→ How to complete this task
In the listing, find every line that has the string "ReachOut" and copy it.
(Information begins)
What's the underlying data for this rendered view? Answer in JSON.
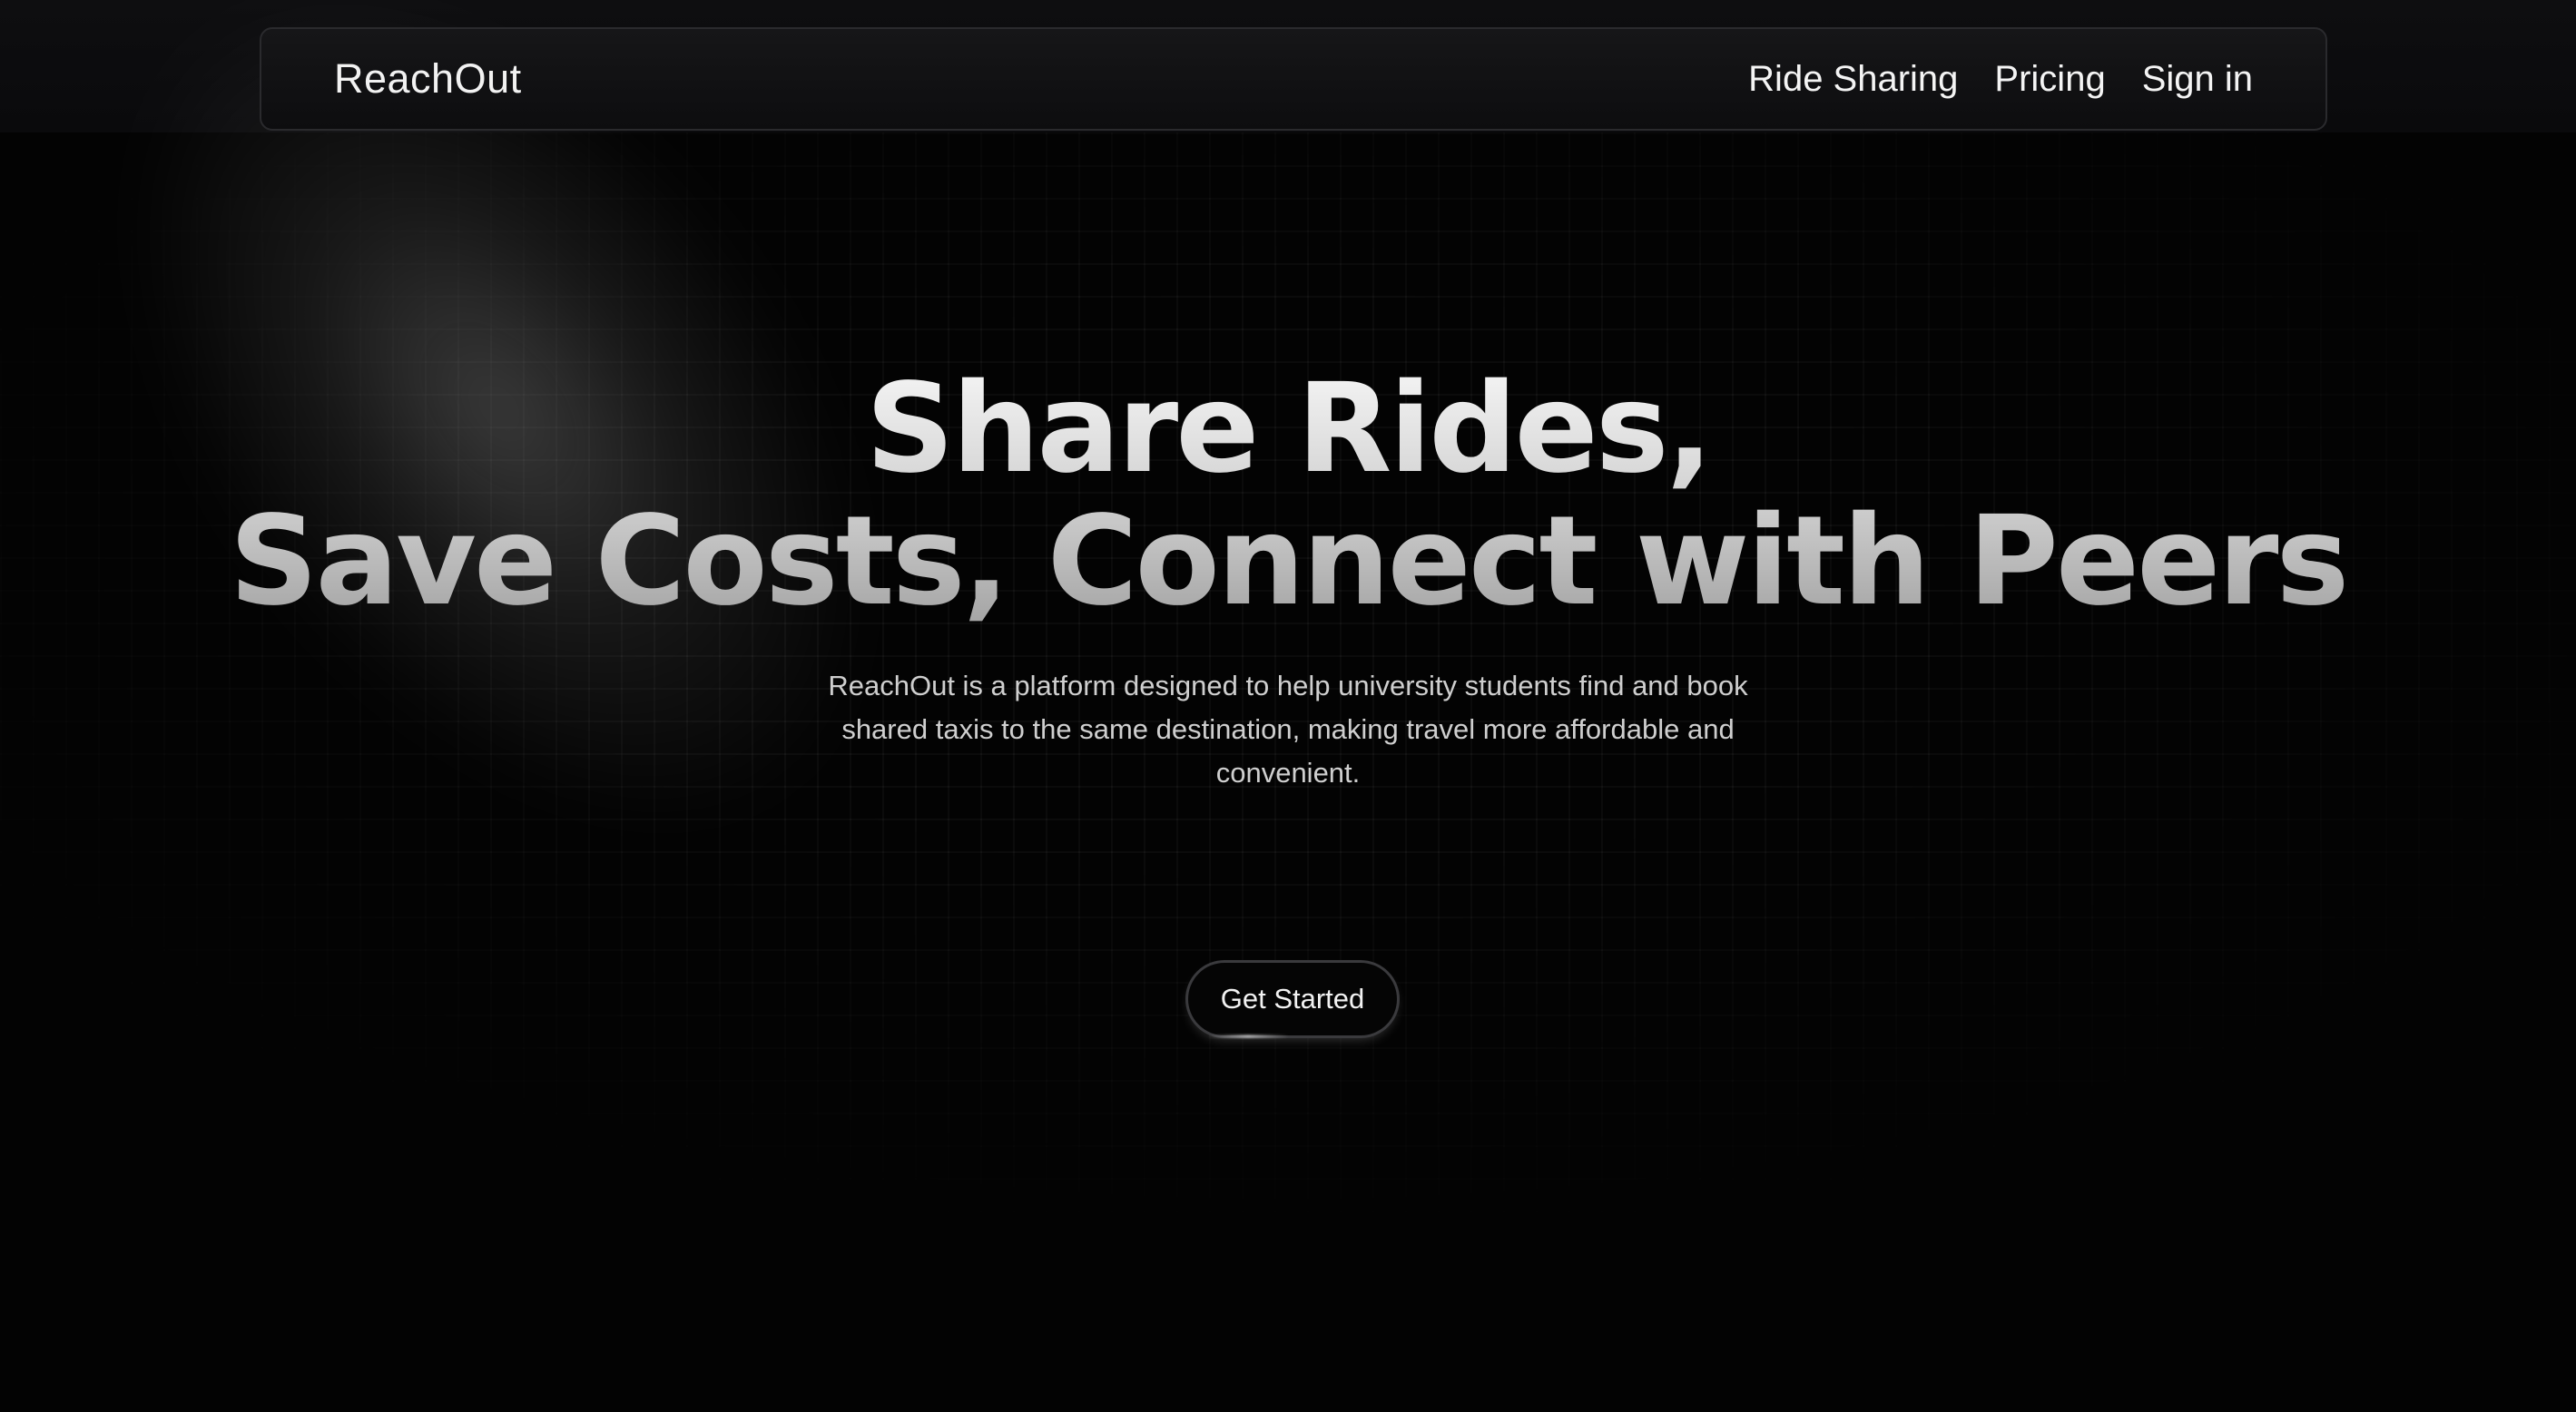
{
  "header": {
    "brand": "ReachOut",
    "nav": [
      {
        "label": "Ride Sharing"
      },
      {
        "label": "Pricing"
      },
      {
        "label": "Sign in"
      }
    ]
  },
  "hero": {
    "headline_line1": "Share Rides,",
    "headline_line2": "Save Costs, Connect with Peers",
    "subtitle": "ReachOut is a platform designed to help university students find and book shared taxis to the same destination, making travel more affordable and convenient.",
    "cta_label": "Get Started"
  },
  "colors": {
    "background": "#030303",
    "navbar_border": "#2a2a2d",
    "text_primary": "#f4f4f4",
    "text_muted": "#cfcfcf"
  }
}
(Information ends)
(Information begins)
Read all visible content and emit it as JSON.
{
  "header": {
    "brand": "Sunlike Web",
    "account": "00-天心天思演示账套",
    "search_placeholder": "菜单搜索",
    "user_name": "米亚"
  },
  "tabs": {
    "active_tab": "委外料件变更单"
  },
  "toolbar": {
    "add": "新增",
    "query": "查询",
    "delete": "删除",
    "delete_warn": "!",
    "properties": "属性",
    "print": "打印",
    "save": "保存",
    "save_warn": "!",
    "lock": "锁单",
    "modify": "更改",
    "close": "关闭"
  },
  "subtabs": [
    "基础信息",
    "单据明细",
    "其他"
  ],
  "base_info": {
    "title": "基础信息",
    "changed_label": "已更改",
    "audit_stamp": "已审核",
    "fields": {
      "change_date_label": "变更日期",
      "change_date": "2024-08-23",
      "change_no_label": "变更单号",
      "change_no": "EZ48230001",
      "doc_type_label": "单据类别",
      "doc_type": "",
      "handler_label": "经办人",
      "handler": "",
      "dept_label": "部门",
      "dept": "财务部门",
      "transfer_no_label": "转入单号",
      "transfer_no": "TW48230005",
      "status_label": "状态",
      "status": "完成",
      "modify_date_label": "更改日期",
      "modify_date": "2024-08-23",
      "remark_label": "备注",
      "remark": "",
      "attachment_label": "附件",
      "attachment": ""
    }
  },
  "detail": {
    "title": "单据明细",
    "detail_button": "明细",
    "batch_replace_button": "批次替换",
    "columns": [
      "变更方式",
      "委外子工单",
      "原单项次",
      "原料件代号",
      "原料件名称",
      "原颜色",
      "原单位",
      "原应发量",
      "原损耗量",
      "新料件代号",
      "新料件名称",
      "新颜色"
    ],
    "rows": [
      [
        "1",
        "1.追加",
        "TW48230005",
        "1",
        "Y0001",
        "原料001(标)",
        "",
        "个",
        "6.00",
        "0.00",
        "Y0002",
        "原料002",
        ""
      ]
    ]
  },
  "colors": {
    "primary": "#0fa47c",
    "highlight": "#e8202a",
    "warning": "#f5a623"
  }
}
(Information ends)
→ Reply to the exercise
    "brand": "ReachOut",
    "subtitle": "ReachOut is a platform designed to help university students find and book shared taxis to the same destination, making travel more affordable and convenient.",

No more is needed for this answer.